▶ ACTION ITEM
Below are the entries; return every line among them that holds the word "JSON".

▶ RECORDS SHOWN
++++++++

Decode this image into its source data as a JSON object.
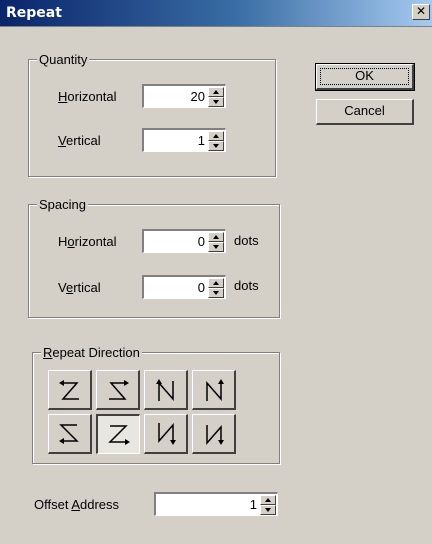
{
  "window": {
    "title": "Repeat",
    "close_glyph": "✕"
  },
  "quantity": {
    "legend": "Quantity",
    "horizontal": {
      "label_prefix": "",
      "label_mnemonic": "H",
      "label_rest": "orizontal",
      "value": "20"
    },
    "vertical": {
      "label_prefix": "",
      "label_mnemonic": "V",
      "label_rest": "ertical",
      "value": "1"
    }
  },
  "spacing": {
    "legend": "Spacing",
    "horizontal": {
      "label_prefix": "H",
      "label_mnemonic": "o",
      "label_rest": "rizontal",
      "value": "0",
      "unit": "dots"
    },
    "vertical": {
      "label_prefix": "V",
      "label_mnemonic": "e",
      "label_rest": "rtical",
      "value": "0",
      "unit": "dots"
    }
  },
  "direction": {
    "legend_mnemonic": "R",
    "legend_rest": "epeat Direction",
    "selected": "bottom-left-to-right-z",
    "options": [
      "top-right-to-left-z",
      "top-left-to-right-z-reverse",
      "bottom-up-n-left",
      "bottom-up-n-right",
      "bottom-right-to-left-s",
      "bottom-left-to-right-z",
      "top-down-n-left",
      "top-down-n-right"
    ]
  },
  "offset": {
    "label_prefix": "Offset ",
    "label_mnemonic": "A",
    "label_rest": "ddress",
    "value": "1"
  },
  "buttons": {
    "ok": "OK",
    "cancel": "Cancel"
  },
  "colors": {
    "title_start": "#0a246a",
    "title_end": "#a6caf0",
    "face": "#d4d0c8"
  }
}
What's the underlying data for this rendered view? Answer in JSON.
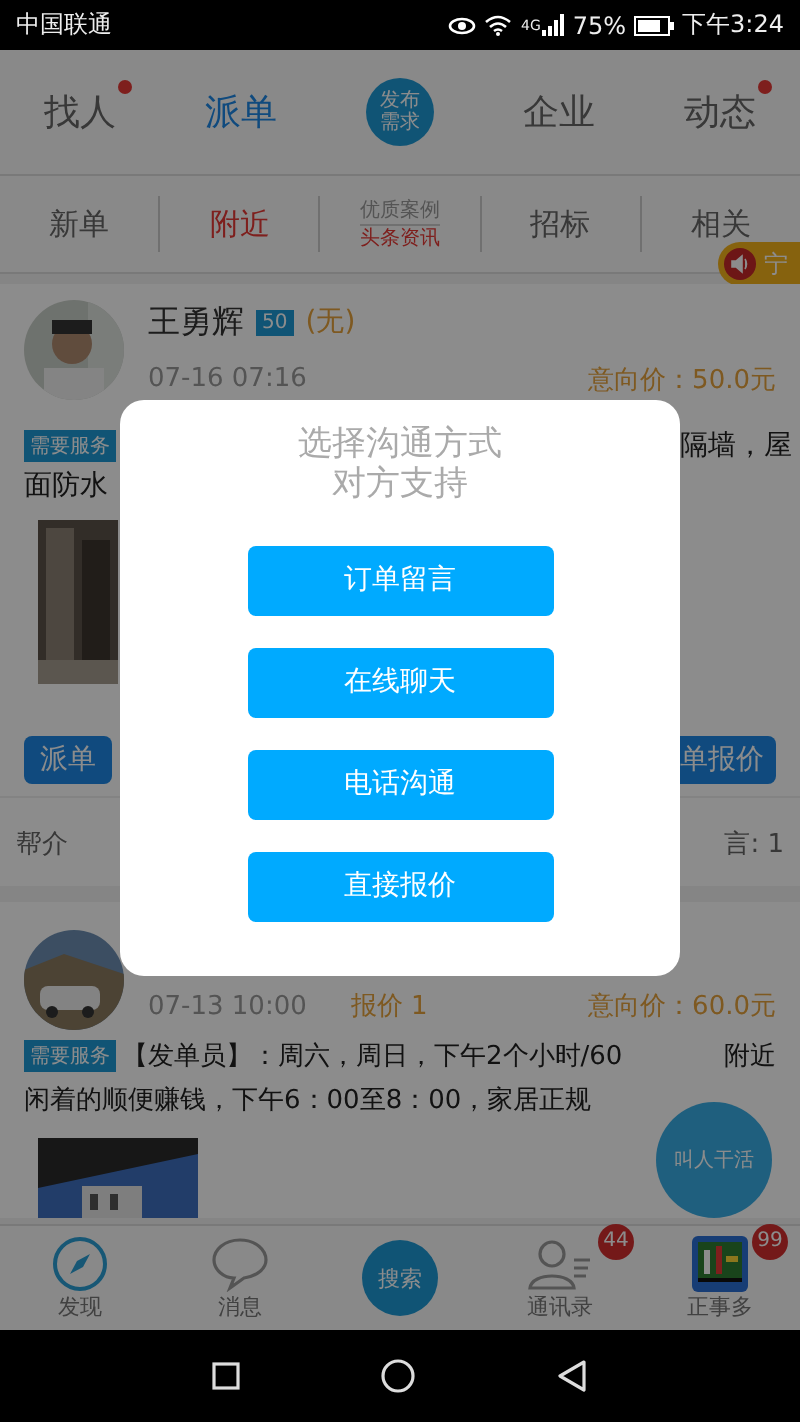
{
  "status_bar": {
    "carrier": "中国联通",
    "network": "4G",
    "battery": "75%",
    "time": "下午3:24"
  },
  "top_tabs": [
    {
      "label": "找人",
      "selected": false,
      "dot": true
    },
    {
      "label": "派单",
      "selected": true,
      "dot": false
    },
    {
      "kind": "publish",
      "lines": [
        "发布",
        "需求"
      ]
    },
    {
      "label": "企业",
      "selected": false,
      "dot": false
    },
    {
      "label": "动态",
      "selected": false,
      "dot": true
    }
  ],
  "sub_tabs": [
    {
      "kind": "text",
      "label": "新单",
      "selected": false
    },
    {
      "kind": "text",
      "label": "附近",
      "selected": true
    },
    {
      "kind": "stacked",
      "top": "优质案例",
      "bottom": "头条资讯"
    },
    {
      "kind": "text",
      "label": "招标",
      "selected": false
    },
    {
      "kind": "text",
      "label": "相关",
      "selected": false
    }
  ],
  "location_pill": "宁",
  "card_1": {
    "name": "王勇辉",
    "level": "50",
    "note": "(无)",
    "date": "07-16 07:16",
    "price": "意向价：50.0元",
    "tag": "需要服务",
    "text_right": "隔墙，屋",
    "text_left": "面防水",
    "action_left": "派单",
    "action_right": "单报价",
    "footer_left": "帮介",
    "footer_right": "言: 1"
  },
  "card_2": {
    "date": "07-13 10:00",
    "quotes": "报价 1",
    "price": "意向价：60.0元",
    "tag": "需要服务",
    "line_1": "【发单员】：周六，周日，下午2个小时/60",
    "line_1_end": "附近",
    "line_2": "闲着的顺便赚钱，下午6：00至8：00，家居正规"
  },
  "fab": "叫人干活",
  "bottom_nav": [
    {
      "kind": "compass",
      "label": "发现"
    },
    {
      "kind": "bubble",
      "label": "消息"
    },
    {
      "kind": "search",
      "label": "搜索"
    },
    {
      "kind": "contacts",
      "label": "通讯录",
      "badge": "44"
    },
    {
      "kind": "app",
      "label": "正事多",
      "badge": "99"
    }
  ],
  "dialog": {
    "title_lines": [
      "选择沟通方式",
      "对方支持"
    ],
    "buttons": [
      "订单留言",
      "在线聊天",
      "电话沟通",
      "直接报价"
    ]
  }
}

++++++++

▶ ANSWER TO THE PROBLEM
Decode this image into its source data as a JSON object.
What's the underlying data for this rendered view? Answer in JSON.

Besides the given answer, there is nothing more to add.